There are two big issues to consider here. First is the estimate of patients covered by commercial insurance. Many times, we have clients telling us that their coverage is “approximately 92%”. Your managed care team would love this to be the case, but with the high deductible health plans today, those numbers are just not close to being accurate anymore. With approx. 45% of all US households on HDHP’s, many patients must meet their out of pocket (OOP) deductible before they receive any benefits. That takes that 90%+ coverage number way down.
The second issue is related to the patient’s out of pocket cost. It is critical to move away from using an average patient OOP number and to translate your managed care contracts into a real breakdown of OOP costs for the patients who may try your brand.
What you should wind up with is a distribution like this:

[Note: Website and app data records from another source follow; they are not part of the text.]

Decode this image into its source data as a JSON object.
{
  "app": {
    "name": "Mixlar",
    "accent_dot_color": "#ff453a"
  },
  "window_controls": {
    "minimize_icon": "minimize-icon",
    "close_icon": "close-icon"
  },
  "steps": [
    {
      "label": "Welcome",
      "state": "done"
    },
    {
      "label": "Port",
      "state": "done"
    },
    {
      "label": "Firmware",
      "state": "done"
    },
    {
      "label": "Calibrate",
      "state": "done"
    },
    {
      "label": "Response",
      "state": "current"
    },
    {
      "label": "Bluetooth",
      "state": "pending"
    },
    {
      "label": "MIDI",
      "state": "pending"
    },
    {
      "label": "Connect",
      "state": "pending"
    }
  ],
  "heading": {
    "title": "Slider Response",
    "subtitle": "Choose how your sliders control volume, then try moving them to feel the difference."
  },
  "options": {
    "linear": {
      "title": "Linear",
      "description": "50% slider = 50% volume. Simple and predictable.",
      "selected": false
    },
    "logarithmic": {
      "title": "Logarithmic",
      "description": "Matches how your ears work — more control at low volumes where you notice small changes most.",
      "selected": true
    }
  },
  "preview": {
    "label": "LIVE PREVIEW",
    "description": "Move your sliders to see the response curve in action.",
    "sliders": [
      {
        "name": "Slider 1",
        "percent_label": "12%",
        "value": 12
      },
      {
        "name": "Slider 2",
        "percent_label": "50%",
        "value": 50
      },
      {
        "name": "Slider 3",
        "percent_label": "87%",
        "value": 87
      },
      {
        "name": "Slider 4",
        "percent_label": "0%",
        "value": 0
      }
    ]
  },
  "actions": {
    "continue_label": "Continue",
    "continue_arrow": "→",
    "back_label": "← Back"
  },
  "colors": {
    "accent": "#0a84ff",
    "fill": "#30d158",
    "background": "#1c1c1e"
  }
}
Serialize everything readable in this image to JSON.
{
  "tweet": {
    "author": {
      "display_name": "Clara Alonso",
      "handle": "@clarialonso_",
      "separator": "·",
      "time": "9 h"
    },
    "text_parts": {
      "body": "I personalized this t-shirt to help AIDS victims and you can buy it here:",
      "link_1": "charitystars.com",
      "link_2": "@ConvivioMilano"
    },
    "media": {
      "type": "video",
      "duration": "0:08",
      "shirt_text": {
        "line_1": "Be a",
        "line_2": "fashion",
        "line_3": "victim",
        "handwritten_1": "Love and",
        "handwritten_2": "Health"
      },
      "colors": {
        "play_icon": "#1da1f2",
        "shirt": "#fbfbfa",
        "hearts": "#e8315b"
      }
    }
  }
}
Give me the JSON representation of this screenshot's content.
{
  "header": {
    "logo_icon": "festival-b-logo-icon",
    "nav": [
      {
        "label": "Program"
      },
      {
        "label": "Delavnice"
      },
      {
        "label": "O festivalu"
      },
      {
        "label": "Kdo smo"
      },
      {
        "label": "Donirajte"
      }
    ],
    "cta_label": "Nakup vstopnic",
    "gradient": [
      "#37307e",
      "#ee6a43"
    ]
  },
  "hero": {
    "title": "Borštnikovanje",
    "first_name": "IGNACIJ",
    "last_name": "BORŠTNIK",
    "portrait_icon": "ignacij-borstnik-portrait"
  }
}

This shows the distribution of OOP costs for what we call your “pre-copay program patient universe” broken down into different “copay buckets” of OOP cost. You can see the distribution above as compared to the average pre-program copay. This measure looks at the average OOP for all of your possible patients in the market. Remember, the structure of your program will shape the distribution of patients which will impact your average OOP cost, which can turn out to be significantly higher or lower than the average OOP cost given to you by your managed care dept.
Only after you have a good understanding of what your OOP distribution looks like, can you begin to accurately forecast costs for your program going forward. If you use the average OOP overall for covered patients, you will most likely not address the percent of patients with copays much higher than that number. Or worse yet, you could structure your program and program cap in a way that leaves the door open to much higher payouts if you underestimate the real OOP costs.

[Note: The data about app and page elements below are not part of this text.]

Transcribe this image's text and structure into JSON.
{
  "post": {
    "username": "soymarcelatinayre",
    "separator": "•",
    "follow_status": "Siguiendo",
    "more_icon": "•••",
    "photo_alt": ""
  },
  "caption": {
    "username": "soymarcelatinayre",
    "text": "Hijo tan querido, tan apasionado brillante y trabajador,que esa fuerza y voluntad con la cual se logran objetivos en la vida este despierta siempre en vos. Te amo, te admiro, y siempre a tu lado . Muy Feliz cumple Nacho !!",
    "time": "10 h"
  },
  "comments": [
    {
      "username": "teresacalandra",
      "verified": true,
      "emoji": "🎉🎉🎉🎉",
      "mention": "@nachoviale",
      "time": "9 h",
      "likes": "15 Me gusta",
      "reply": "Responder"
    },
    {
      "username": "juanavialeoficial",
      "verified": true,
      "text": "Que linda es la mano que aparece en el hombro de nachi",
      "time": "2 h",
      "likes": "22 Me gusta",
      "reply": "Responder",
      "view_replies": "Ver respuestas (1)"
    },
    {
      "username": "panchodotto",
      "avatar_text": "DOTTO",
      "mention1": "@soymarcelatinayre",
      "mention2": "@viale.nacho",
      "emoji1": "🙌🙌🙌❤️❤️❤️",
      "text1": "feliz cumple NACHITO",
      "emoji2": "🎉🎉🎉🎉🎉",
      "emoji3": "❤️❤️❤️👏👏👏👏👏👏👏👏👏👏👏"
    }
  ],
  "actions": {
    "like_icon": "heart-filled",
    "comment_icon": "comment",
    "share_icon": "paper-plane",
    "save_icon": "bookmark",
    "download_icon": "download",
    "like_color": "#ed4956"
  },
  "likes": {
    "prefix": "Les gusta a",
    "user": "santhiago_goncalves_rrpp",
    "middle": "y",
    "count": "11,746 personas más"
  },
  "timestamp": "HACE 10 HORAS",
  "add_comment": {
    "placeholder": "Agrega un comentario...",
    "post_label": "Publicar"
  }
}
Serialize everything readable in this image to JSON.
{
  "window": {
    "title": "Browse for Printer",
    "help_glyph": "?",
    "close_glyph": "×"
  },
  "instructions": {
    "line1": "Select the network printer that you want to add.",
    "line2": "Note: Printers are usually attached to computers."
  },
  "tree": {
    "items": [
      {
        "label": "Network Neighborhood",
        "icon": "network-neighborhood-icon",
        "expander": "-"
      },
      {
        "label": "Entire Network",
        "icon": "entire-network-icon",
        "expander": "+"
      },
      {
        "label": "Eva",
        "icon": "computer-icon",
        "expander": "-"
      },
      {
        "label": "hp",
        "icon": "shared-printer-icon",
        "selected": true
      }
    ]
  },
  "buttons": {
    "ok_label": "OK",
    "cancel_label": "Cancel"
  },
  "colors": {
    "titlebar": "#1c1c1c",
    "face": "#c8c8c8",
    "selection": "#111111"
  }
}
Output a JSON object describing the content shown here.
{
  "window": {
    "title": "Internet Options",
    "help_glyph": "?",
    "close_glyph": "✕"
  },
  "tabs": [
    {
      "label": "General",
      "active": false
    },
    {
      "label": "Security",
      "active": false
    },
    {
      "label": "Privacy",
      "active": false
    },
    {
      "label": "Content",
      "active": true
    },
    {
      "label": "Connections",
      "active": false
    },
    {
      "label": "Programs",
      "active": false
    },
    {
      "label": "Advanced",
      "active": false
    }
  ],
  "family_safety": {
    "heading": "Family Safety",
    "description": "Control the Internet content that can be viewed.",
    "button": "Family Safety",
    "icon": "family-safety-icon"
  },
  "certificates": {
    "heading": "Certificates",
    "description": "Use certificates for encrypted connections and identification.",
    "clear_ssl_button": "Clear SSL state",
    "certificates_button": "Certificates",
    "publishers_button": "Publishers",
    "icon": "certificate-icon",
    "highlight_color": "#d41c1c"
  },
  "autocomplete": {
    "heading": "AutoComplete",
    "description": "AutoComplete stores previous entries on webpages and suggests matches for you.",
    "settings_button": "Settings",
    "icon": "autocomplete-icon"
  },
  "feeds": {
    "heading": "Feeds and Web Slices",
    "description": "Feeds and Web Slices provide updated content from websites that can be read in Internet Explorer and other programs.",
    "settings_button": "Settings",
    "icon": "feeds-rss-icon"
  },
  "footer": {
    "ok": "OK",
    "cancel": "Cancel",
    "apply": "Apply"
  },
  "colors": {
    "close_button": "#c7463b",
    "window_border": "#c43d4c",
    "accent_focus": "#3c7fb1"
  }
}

It’s only when you can visualize the real situation your patients are facing that you can plan your program moving forward with any kind of accuracy. Hopefully, you can see how using an average patient OOP cost and an outdated percent coverage number will cause you all kinds of planning headaches!